I’d never lost anyone close to me before my father. At least, not once I could fully grasp what death really meant. This isn’t to say that my father’s death took me entirely by surprise, despite the fact that it was unexpected. I’d written his eulogy in my head dozens of times before, back when I thought his most likely cause of death would be suicide. Honestly, I should think my late Aunt Carol for saving me from that particular tragedy. If she hadn’t taken that step first, I’m sure my father would have done more than just consider it. That said, while his death was heartbreaking, the circumstances could have been much worse. The fact that he died happy, rather than hopeless, is a source of bittersweet relief for me. It is both a balm for my grief and an irritant. I’m glad he died happy, but I would have much preferred him to live happy.
I like to think I’ve handled his death as well as a death can be handled. I finished out the semester, helped clean out his house, I didn’t break down at the funeral, and the strange neurosis I developed (where I thought every message or phone call was a notification that someone had died) didn’t last long. This might have partly been in thanks to the incredibly vivid dreams I had about my father shortly after he died. (When I could finally get to sleep, of course.) There were only three of them, but all of them involved me explaining to my father that he was dead. By the third, he finally seemed to understand, but his unhappiness was palpable. While I realize that these dreams were my method of coming to terms with what happened, and once I had, that they weren’t needed anymore, I still miss them. They felt so real. Interacting with a figment is better than nothing, I suppose.
Still, despite my perspective of dealing with his death well, I can’t with honesty say that I’ve so much dealt with it so much as I’ve done a damn good job of avoiding it. I plastered up the space he used to hold with rationality and distraction. Intellectually, I allowed myself to accept that he was gone, and gone for good. I likened his passing to a corrupt hard drive, and imagined he would find it fitting. I took superficial comfort in the law of conservation of energy, while ignoring the fact that there is no relief for grief in protons and electrons. I acknowledged that his passing was a shame, but I rarely allowed myself to actually feel how goddamn shitty it was that he was gone. I tricked myself into skipping all the steps before acceptance, saying I’d gone through it all in my head many times before. And yes, I do accept his death. I can’t not. But I did both of us a disservice when I didn’t allow myself to experience the anger, frustration and grief of his passing, simply because I grasped the immutability of his passing.
Now, though, I find myself missing my father more and more. Rarely a day goes by when he doesn’t cross my mind. Very slowly I am allowing myself to remember him, and miss him. I’m letting myself feel angry, and I’m letting myself feel sad. Because that is what he deserved, and it is what I deserve as someone who loved him.

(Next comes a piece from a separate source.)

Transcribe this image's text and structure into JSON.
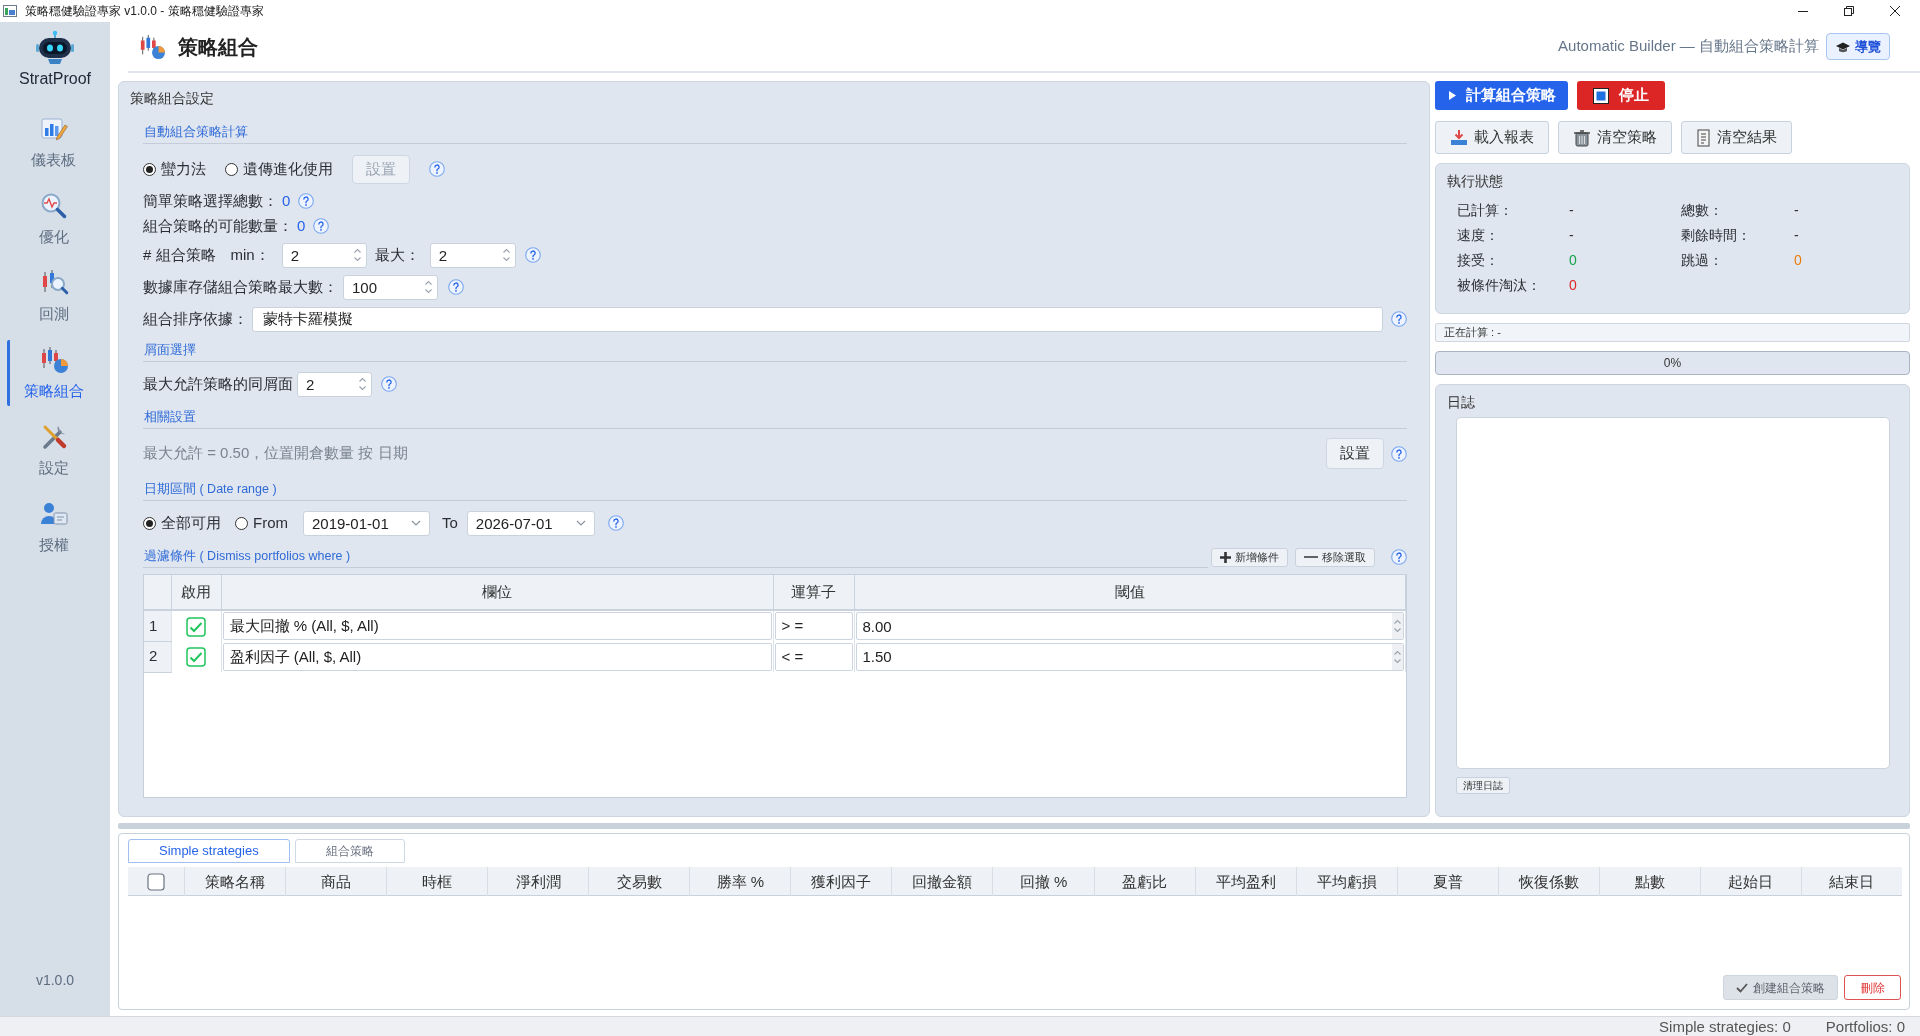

I wish you were here pops. I miss your face.


I need new words saved

My old phrases of melancholy,

Withered vines and

Grey skies

No longer apply.

The taste of dust,

The waste of time,

Ruts and rust and dirtied skies

All of these I’ve left behind.

The ubiquitous blossom

Has finally thrived.